Taken together, the ultimate question that this study raises but cannot answer is whether the timely recognition of sepsis, rather than any specific treatment, is what truly improves outcomes.
In addition to those above, this study has several limitations. Our study did not differentiate HPS with respect to patients admitted for noninfectious reasons and who subsequently became septic versus nonseptic patients admitted for an infection who subsequently became septic from that infection. Nor could we discriminate between missed ED diagnoses and true delayed presentations. We note distinguishing these entities clinically can be equally challenging. Additionally, this was a propensity-matched retrospective analysis of an existing sepsis cohort, and the many limitations of both retrospective study and propensity matching apply.35,36 We note that randomizing patients to develop sepsis in the community versus hospital is not feasible and that two of our aims intended to describe overall patterns rather than causal effects. We could not ascertain robust measures of severity of illness (eg, SOFA) because a real world setting precludes required data points—eg, urine output is unreliably recorded. We also note incomplete overlap between inclusion criteria and either Sepsis-2 or -3 definitions,1,37 because we designed and populated our database prior to publication of Sepsis-3. Further, we could not account for surgical source control, the appropriateness of antimicrobial therapy, mechanical ventilation before sepsis onset, or most treatments given after initial resuscitation.

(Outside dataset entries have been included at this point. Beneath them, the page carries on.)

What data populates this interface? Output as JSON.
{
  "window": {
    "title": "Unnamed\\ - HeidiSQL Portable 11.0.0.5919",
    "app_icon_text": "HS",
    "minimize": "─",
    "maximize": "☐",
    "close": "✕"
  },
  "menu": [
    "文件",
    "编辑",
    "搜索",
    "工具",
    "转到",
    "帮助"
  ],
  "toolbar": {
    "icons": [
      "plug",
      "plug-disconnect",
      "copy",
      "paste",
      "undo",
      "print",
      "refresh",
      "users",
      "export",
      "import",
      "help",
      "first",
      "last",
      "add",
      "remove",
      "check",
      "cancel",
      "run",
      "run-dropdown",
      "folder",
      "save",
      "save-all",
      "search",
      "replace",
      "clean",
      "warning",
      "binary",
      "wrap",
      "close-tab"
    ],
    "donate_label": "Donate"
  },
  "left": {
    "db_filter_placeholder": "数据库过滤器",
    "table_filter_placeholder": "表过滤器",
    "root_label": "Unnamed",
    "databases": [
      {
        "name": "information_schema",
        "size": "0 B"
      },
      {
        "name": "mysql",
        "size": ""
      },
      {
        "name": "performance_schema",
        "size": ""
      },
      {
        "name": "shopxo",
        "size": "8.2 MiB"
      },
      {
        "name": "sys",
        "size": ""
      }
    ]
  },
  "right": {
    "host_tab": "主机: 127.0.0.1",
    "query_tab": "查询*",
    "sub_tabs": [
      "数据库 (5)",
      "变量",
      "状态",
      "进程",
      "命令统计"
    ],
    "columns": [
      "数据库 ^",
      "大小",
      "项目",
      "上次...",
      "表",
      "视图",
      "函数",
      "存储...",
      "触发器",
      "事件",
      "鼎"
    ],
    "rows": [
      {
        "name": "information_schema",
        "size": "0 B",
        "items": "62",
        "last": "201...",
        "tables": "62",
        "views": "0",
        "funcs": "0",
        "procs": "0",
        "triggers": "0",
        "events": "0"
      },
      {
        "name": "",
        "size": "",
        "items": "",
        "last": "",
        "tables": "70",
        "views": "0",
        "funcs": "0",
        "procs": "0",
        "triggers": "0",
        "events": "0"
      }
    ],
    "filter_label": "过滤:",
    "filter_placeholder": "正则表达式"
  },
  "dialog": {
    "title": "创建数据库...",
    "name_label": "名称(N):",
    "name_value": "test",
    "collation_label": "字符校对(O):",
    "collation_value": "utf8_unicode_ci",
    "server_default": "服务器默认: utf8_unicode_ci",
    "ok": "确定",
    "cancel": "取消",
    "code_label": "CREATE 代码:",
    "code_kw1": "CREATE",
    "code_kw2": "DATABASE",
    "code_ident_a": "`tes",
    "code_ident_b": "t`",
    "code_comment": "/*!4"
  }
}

In conclusion, hospital-presenting sepsis accounted for adverse patient outcomes disproportionately to prevalence. HPS patients had more complex presentations, received timely antibiotics half as often ED-presenting sepsis, and had nearly twice the mortality odds. Resuscitation disparities explained roughly 25% of this difference.
The authors have no conflicts of interest to disclose.
This investigation was funded in part by a grant from the Center for Medicare and Medicaid Innovation to the High Value Healthcare Collaborative, of which the study sites’ umbrella health system was a part. This grant helped fund the underlying QI program and database in this study.